When dinosaur expert Dr. James Jensen of Brigham Young University unearthed the “Ultrasaurus,” the biggest creature ever to walk the earth, in an ancient Colorado riverbed, all he really found was a shoulder blade.
How could he know what the rest of the animal looked like, much less that it was the biggest monster on land?
“You’ve got to understand something about the body: it really is a machine,” Jensen said. “The muscles act like cables, and the nerves are literally an electrical system. You look at a bone and see how thick it had to be, where the muscles and tendons were attached (they leave grooves in the bone), where there are holes for nerve passageways; you look at the joint on the end to see how it moved. You ask yourself, ‘What did this machine part do?’ It’s really just like everyday life: you can tell a pencil sharpener from an egg beater, can’t you?”
When Dr. Jensen, called “Dinosaur Jim” by his colleagues, made paleontological history in 1979 by finding the 9 foot long scapula of a brachiosaurid, he nicknamed the creature “Ultrasaurus.”
He says it was a vegetarian, weighing 80 tons and standing 60 feet high, tall enough to poke its head casually into a fifth story window. Jensen deduced its dimensions by extrapolating from a more complete skeleton of a smaller species of brachiosaurid, which had similarly shaped shoulder blades.
“You have to be a good parts man; it’s something that comes with experience. Same way a good mechanic can look at a carburetor and tell you how big a car it ran.” A shoulder blade does a certain job in a skeleton, supporting a certain amount of weight; knowing the size and shape of the smaller brachiosaurid, which Jensen dubbed “Supersaurus,” he could tell that a larger scapula must have come from an even larger “Ultrasaurus.”
Many things are known about extinct creatures from observing the animals in today’s world: the shape and strength of bone used in a given area of the body, which indicate the shape and function of the flesh covering it; joint structure, as a clue to eating habits, vegetarians tend to munch using the head alone, whereas carnivores often have forelimbs that can bend toward the head, to enable them to put bits of flesh into their mouths; size, as a clue to metabolism, very large animals can afford to move slowly, effortlessly absorbing heat from the sun with their huge bodies, instead of generating it themselves as a small animal must. Small creatures tend to move fast to keep warm, whereas larger ones, such as elephants, bears, crocodiles, and big snakes, are lazy by comparison.

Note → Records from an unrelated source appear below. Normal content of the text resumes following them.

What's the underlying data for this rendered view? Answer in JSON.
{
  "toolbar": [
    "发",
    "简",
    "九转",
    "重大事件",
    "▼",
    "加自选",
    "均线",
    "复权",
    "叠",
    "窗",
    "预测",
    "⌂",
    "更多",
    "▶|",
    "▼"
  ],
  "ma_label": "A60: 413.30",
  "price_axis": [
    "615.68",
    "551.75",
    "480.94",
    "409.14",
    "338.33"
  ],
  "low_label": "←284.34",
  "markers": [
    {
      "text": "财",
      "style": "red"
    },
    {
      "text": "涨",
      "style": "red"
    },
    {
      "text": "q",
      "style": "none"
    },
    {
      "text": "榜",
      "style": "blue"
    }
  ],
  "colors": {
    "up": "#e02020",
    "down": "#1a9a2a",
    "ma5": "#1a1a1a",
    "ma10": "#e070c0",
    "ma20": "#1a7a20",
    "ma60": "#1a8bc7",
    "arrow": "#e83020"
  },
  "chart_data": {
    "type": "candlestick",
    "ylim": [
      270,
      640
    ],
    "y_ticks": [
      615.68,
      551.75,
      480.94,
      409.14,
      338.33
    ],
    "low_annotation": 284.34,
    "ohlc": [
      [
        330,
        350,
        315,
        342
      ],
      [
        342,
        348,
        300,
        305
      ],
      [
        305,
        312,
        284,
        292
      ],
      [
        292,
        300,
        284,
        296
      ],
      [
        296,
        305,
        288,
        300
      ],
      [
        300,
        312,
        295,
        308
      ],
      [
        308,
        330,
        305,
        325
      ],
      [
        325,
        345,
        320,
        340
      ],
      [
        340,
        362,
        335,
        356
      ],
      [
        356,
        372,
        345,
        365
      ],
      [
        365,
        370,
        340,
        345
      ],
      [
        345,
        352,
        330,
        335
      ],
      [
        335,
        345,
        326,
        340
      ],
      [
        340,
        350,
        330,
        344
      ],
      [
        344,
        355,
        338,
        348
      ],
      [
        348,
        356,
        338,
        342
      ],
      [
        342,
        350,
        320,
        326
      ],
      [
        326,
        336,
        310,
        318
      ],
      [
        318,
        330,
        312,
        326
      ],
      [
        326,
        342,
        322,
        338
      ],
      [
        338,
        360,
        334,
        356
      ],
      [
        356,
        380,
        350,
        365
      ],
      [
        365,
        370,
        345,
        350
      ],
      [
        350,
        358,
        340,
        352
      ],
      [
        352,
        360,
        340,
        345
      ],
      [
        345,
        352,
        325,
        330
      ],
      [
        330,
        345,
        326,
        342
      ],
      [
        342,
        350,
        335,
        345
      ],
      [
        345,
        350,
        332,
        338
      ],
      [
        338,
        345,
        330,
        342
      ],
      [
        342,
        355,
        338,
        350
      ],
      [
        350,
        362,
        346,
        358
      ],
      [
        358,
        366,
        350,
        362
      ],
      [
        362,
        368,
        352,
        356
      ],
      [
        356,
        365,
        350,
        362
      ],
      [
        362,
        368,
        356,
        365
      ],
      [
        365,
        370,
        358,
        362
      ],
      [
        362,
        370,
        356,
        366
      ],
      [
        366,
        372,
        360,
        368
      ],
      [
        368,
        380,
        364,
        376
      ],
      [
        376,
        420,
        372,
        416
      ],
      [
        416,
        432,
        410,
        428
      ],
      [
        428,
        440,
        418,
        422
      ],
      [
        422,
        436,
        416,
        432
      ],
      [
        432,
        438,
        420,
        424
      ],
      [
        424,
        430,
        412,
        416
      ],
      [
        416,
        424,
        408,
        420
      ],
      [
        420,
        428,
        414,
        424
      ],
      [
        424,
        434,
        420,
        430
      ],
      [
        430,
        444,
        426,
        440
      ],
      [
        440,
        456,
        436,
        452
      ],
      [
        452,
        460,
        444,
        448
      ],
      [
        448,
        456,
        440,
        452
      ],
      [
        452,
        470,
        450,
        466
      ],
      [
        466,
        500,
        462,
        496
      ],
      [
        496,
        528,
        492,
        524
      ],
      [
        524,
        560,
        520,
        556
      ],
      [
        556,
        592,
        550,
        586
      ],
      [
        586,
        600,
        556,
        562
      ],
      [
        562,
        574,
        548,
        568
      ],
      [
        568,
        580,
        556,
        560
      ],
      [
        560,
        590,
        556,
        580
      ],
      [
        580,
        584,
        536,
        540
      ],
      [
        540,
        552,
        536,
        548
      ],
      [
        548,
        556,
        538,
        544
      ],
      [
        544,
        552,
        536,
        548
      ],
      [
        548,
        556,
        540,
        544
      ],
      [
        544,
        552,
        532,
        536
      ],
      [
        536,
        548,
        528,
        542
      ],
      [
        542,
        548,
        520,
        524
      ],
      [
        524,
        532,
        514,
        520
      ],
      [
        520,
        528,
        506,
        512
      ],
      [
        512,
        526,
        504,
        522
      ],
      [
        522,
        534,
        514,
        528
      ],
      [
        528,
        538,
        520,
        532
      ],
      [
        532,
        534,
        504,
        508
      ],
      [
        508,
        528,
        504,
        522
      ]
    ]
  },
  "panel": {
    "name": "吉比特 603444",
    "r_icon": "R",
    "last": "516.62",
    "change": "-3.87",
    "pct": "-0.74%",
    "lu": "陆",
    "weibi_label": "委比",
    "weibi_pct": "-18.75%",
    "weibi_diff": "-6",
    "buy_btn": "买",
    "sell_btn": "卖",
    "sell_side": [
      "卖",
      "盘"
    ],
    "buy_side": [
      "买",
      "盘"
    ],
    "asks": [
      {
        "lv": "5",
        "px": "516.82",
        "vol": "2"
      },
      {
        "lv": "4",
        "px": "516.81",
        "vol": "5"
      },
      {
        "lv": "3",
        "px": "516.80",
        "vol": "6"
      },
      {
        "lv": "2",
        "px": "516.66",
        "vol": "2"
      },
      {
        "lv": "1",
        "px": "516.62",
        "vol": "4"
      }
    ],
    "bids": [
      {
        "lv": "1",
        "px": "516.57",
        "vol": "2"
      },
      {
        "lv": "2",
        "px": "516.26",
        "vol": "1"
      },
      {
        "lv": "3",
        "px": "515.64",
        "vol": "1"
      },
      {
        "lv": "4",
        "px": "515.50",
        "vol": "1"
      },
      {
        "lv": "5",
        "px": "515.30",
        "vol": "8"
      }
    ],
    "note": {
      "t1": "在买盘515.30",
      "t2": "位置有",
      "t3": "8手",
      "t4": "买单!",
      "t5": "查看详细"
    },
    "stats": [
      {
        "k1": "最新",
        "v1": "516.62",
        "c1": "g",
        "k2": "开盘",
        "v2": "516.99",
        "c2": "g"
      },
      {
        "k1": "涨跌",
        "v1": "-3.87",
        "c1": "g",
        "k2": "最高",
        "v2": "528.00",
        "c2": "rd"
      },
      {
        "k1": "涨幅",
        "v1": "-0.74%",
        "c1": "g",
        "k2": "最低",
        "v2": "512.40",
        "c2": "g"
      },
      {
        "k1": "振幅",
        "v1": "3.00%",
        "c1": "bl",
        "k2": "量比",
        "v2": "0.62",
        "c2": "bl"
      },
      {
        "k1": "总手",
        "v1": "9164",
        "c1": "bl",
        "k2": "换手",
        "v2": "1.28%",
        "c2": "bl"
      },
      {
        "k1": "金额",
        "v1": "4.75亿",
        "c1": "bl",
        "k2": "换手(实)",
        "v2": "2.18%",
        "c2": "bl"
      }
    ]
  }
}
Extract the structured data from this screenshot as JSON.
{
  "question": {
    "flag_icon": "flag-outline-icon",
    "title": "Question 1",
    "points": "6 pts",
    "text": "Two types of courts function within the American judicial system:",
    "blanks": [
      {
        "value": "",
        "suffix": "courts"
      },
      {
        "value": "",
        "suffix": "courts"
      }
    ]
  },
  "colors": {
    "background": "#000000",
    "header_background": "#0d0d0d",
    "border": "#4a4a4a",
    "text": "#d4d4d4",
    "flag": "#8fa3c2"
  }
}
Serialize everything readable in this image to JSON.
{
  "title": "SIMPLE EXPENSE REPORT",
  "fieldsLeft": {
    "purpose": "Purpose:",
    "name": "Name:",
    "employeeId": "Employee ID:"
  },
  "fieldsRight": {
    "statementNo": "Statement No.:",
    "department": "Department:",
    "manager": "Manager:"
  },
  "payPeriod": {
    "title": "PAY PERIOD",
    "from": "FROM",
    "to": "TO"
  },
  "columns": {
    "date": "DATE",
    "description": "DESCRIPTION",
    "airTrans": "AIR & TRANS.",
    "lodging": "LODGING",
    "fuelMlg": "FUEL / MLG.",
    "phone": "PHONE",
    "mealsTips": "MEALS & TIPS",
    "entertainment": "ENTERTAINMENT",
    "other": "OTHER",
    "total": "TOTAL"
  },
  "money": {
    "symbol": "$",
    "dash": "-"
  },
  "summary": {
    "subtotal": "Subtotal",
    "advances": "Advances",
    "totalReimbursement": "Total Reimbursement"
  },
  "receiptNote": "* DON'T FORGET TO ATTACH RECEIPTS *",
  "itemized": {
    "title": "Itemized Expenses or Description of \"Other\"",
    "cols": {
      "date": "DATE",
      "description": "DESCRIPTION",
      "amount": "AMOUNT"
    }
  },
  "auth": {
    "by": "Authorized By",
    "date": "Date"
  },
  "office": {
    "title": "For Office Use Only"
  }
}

Dinosaurs moved very slowly indeed, according to Jensen, and were cold blooded, generating no heat in their own bodies and depending on the environment for warmth.